When it comes to the literature and to the arts in general, it is hard to judge, what is beautiful and creative and what is horrible and tasteless. What was popular and admired yesterday, might be called tawdry later. Besides, today’s concepts of art are quite blurred: one person writes a long novel with thrilling sudden twists in plot and charismatic heroes and deep philosophical insight, while the other thinks of 2 lines only and publishes them in a book of 300 pages, 299 of which are completely blank – and both of them consider their books to be the works of art. Moreover, literature critics also consider both of them as writers.
Perhaps the modern concepts of art are one of the causes of anxiety and mistrust towards the literature prizes. And we are not only talking about the readers, who often judge the quality of the books differently than professional critics. We are talking about writers. About those, who got the awards and those, who did not. What do they say?
After Mary Lee Settle, the novelist, won the National Book Award, she commented on it: “One of the most unpleasant experiences I have ever had.” That surely does not sound as total satisfaction with judgment of the critics. The problem is that often, for one or another reason, critics approve those works, which their authors do not consider as great ones. At the same time, critics often leave real masterpieces without any award. And that, according to June Jordan, the writer and activist, the only kind of validation that makes sense in the literary world. He said these bitter words as Toni Morrison’s novel, “Beloved”, did not win the National Book Award.
Why would there be so much fuss about the literary awards? Is it so hard to distinguish mediocrity from talent? And that is where the shoe pinches. The arguments on whether fair or unfair the award was will never stop, because… what right do the critics have to define, which book is better than the other? How do readers define, whether critics’ taste is flawless? There is no single standard of a perfect book. That means, that, for example, the Nobel Prize (a huge amount of money, by the way) is usually given to some lucky guy, whose book may not be the best among the works of other candidates, but it simply may be relevant to the taste of critics.
Can we do anything so that literary awards could be more fair?
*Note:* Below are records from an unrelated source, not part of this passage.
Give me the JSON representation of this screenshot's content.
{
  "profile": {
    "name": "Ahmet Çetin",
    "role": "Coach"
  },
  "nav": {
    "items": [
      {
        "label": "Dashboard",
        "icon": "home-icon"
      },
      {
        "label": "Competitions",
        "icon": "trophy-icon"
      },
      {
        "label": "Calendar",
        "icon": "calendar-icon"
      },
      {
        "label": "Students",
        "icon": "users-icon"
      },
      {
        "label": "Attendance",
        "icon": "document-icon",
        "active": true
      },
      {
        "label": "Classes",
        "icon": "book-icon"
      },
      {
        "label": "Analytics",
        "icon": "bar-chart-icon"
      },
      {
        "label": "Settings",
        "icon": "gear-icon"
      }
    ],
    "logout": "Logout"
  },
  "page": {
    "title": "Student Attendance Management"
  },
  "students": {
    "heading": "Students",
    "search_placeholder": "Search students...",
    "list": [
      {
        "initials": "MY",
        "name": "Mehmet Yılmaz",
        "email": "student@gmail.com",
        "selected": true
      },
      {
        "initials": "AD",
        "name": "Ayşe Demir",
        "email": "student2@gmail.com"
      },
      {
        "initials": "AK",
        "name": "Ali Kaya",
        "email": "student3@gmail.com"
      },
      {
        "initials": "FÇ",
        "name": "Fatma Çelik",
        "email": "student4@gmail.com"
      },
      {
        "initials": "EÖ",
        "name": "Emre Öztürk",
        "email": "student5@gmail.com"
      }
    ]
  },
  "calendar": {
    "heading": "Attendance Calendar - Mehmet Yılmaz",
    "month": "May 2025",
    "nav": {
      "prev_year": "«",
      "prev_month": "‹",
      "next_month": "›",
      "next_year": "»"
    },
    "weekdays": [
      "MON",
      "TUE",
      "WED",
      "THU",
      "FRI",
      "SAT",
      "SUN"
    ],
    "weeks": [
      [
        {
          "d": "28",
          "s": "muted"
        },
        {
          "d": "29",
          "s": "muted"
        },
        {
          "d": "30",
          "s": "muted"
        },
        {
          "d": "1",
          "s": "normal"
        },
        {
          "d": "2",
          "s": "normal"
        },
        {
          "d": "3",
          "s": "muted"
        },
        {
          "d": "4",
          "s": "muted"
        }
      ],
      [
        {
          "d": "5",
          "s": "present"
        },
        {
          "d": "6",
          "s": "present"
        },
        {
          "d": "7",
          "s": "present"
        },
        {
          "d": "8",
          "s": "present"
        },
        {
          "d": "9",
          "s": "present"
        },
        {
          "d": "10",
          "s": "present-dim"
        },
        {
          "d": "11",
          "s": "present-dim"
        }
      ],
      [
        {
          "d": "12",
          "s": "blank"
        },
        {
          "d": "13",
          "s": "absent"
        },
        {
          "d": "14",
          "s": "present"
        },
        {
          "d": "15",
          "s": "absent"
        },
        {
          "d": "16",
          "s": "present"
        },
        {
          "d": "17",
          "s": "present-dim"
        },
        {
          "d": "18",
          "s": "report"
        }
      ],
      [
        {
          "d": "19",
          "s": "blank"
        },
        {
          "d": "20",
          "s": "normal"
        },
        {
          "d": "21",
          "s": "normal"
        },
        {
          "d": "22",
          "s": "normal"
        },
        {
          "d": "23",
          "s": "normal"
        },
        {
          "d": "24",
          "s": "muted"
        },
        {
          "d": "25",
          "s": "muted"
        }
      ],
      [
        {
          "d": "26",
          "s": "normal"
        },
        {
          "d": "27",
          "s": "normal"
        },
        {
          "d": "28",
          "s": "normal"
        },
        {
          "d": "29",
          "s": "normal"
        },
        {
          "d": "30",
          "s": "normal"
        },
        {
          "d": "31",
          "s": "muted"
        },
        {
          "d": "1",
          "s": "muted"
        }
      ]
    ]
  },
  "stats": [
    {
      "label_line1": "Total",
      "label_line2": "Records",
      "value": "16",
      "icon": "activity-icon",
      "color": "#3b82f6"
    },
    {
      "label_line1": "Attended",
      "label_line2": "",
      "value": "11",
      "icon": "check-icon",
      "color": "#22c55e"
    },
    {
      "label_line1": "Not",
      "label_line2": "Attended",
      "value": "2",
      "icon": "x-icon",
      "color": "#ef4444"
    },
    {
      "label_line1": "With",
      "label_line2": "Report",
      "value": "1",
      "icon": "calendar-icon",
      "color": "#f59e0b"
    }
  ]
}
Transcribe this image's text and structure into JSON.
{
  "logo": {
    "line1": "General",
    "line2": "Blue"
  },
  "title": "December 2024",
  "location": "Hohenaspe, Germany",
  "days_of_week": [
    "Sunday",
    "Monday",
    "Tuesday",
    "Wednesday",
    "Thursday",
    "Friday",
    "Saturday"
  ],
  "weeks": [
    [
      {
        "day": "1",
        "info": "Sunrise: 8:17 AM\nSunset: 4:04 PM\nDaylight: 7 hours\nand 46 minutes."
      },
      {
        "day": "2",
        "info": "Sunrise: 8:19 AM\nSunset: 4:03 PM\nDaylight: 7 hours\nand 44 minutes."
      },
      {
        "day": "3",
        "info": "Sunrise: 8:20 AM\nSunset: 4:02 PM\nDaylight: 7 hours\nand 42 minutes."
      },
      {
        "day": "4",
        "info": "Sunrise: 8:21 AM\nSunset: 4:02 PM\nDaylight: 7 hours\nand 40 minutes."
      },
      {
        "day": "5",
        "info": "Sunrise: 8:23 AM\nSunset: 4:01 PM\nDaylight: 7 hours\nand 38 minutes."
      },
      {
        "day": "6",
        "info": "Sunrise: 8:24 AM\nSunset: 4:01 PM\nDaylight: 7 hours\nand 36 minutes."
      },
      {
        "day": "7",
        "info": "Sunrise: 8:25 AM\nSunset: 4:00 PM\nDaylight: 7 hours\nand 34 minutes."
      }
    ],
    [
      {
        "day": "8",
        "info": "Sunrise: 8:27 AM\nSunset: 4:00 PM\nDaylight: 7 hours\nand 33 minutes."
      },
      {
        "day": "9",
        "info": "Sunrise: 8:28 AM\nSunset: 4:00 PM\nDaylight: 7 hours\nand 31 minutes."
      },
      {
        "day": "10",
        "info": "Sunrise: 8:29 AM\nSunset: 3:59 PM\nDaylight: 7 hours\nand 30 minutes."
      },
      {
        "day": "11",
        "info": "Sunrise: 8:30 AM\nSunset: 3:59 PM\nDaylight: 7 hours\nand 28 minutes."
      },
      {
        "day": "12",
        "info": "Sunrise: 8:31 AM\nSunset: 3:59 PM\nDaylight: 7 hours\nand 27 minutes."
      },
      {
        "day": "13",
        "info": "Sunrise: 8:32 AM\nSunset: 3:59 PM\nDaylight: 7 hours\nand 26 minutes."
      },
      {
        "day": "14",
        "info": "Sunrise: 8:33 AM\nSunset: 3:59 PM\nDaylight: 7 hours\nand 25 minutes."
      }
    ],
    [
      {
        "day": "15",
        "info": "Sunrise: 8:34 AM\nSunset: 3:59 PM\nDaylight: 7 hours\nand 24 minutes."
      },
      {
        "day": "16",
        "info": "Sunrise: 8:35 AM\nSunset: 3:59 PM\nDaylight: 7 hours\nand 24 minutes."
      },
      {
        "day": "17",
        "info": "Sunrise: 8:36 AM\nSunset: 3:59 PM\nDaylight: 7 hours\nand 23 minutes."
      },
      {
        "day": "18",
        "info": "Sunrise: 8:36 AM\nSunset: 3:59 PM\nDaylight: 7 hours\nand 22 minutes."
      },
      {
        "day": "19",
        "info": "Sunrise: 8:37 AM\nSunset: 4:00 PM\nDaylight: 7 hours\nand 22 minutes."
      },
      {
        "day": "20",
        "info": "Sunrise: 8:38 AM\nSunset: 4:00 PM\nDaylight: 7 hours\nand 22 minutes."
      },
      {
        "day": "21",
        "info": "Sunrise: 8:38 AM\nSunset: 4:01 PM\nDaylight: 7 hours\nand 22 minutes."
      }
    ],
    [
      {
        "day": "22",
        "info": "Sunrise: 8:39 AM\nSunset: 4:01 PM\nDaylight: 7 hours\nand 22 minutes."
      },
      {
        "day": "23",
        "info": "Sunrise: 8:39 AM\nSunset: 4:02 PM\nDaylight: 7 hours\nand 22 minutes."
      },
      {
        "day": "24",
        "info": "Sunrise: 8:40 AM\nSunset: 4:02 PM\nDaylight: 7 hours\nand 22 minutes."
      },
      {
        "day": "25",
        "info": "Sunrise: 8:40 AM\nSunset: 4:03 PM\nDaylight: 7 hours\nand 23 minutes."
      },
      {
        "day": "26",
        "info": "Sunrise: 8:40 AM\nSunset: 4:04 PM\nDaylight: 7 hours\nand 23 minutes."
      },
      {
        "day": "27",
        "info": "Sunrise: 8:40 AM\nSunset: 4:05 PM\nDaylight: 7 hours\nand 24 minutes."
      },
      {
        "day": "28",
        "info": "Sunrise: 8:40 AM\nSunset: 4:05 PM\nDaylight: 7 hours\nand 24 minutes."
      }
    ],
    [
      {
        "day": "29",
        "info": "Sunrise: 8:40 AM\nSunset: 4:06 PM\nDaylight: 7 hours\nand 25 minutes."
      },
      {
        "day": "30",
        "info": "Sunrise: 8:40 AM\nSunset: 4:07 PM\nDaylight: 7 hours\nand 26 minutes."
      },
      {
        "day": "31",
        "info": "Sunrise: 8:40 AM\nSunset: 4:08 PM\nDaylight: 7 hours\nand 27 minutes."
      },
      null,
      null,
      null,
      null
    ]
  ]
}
It’s highly doubtful. But, at least, the fact, that awards are given away subjectively, allows those writers, who consider themselves unrecognized geniuses, dream of the day, when the readers will suddenly realize, how talented their works are.